Tree stands help hide your scent from deer, but only to a certain extent. You still have to be vigilant. That means not using any perfumy soaps or detergents the day before and washing yourself and your kit with scent-neutralizing products. I like to go the extra mile and put all my gear in a box with leaves, twigs, and pine needles for a few days before my hunt.
As for the tree stand, new stands can often have a very industrial smell to them, resulting from the manufacturing process. I suggest airing them out outside and rubbing them with leaves and pine needles as well.
Oh yeah, and you’ve heard a lot of talk about peeing from your tree stand; don’t worry about it. Peeing out of your stand won’t spook a deer, though there may be other reasons you’re uncomfortable with the idea.
Bowhunting From a Tree Stand: Safety
Safety is one of the biggest concerns when hunting from a tree stand. There are roughly 3,000 tree-stand accidents each year, and most of these are easily preventable. If you follow best safety practices, bowhunting from a tree stand is very safe.
Best Safety Practices
- Warm Up: Make sure your muscles are loose before climbing into the tree.
- Follow manufacturer instructions: All tree stands are different, so assemble yours and then install it correctly.
- Choose the right tree: The tree should be sturdy enough to hold you and the stand, usually at least eight inches in diameter.
- Always use a safety line and harness: When climbing up the tree, you should always be attached to the tree with a safety line that will catch you if you fall. Once in the stand, secure yourself with a safety harness.
- Get your eight hours: Being well rested will keep your reflexes sharp for the hunt.
- Inspect and test your tree stand: Attach your tree stand to a tree before hunting in it and make sure everything is working correctly.
- Climb with three points of contact: If using climbing sticks, always have three points of contact on the tree.
- Don’t climb with your kit: Leave your bow and rucksack on the ground and then pull them up afterward with a rope.
- Tell someone where you’re going: In case something happens, someone needs to know where to start looking for you.
- Don’t climb under the influence: Most tree stand accidents occur because of impairment due to drugs or alcohol.
What Not to Do
There are also a lot of common mistakes bowhunters make when using a tree stand that increase their risk of injury:
- Forgetting your safety line and harness
- Leaving your cell phone at home
- Making sudden movements
- Forgetting to check the weather forecast
- Using damaged or worn-down equipment
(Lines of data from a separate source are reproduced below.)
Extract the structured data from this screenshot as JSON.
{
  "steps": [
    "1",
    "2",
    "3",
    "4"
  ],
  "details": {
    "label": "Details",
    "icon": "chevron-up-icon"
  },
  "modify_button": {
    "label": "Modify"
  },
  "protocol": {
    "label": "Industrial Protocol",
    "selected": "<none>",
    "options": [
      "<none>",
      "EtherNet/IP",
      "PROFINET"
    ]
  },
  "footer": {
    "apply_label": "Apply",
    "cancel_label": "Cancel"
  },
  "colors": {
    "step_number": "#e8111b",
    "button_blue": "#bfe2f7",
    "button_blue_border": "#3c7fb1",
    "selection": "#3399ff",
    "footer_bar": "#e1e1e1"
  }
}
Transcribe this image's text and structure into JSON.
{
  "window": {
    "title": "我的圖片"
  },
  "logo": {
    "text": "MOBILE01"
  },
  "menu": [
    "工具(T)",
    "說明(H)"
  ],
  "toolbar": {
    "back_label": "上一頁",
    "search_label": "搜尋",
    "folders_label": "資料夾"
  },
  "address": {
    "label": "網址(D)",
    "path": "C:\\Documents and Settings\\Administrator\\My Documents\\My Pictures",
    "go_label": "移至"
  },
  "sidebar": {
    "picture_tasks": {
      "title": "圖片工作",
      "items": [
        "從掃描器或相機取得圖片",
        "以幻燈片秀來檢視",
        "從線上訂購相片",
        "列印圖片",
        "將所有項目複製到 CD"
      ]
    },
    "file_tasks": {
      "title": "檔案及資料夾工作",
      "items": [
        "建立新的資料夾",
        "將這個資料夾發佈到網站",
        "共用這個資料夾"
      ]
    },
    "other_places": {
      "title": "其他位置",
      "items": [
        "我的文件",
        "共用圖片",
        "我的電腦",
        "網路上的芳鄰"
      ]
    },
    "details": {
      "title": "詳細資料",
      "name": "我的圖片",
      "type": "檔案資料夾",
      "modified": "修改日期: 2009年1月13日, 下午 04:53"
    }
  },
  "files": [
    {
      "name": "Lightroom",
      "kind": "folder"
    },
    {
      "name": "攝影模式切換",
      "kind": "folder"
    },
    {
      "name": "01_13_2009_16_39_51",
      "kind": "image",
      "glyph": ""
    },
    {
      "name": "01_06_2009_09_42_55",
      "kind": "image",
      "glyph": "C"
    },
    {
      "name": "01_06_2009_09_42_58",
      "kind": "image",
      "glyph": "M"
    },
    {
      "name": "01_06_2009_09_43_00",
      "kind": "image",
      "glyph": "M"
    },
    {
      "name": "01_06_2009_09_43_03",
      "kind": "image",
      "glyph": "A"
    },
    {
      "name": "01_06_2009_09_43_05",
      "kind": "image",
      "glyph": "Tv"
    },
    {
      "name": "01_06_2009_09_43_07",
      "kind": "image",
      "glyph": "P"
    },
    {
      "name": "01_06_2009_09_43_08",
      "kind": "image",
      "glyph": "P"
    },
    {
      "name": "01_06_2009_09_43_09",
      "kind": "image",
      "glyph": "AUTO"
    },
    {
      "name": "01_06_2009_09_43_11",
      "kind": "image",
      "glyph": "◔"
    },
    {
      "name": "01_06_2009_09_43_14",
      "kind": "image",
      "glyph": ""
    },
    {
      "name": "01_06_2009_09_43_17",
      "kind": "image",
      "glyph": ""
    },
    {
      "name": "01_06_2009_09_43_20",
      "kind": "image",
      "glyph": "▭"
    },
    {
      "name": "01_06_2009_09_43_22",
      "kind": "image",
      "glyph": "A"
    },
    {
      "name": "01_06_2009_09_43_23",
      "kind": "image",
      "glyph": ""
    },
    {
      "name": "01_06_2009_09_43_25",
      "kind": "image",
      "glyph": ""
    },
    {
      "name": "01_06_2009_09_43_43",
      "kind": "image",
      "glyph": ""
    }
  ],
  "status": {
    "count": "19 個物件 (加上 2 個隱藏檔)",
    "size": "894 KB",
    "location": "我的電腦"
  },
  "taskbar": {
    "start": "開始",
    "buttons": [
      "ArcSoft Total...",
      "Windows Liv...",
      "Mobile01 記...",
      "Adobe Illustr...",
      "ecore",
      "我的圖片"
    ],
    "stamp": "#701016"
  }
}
- Overloading the tree stand’s weight rating
- Drinking or doing drugs in the stand
- Leaving your bow unsecured
- Thinking you don’t still need noise and scent control
- Leaving your emergency gear at home
Bowhunting from a tree stand is a great way to improve your chances of taking down your trophy buck. While there are some things to learn, as this article lays out, it’s overall pretty straightforward and worth it for just about any hunter. Just make sure to take the necessary safety precautions, and you’ll get the hang of it fast enough.
I hope I covered everything you need to get started having fun hunting in tree stands. Please let me know about anything I missed in the comments below, or feel free to add anything you like to the conversation.
Christian grew up in the Ozarks where he spent much of his childhood on his grandparents’ homestead learning about guns, hunting, and the great outdoors.
An avid traditional bowhunter, much of his writing covers this and other similar topics, but he also covers just about everything from history and economics to motorcycles.
See more of his work at ChristianMonson.com.